- **Work order**
Reproduce the records below exactly, leaving their images out.

Excerpts from an interface dataset

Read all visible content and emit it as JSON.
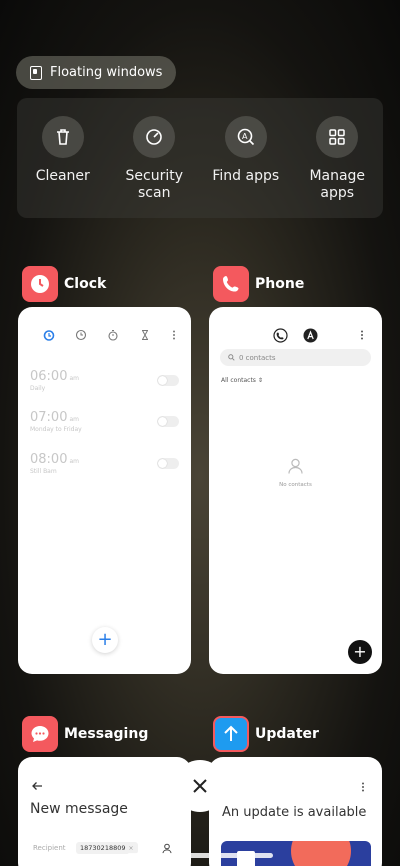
{
  "top": {
    "floating_windows": "Floating windows"
  },
  "tools": [
    {
      "icon": "trash-icon",
      "label": "Cleaner"
    },
    {
      "icon": "gauge-icon",
      "label": "Security\nscan"
    },
    {
      "icon": "search-apps-icon",
      "label": "Find apps"
    },
    {
      "icon": "grid-icon",
      "label": "Manage\napps"
    }
  ],
  "apps": {
    "clock": {
      "name": "Clock",
      "alarms": [
        {
          "time": "06:00",
          "ampm": "am",
          "sub": "Daily"
        },
        {
          "time": "07:00",
          "ampm": "am",
          "sub": "Monday to Friday"
        },
        {
          "time": "08:00",
          "ampm": "am",
          "sub": "Still Bam"
        }
      ]
    },
    "phone": {
      "name": "Phone",
      "search_placeholder": "0 contacts",
      "filter": "All contacts",
      "empty": "No contacts"
    },
    "messaging": {
      "name": "Messaging",
      "title": "New message",
      "recipient_label": "Recipient",
      "recipient_value": "18730218809"
    },
    "updater": {
      "name": "Updater",
      "text": "An update is available"
    }
  },
  "colors": {
    "clock_accent": "#2a7ee8",
    "app_red": "#f4595e",
    "updater_blue": "#1e9bf0"
  }
}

- **Task solution**
Read all visible content and emit it as JSON.
{
  "top": {
    "floating_windows": "Floating windows"
  },
  "tools": [
    {
      "icon": "trash-icon",
      "label": "Cleaner"
    },
    {
      "icon": "gauge-icon",
      "label": "Security\nscan"
    },
    {
      "icon": "search-apps-icon",
      "label": "Find apps"
    },
    {
      "icon": "grid-icon",
      "label": "Manage\napps"
    }
  ],
  "apps": {
    "clock": {
      "name": "Clock",
      "alarms": [
        {
          "time": "06:00",
          "ampm": "am",
          "sub": "Daily"
        },
        {
          "time": "07:00",
          "ampm": "am",
          "sub": "Monday to Friday"
        },
        {
          "time": "08:00",
          "ampm": "am",
          "sub": "Still Bam"
        }
      ]
    },
    "phone": {
      "name": "Phone",
      "search_placeholder": "0 contacts",
      "filter": "All contacts",
      "empty": "No contacts"
    },
    "messaging": {
      "name": "Messaging",
      "title": "New message",
      "recipient_label": "Recipient",
      "recipient_value": "18730218809"
    },
    "updater": {
      "name": "Updater",
      "text": "An update is available"
    }
  },
  "colors": {
    "clock_accent": "#2a7ee8",
    "app_red": "#f4595e",
    "updater_blue": "#1e9bf0"
  }
}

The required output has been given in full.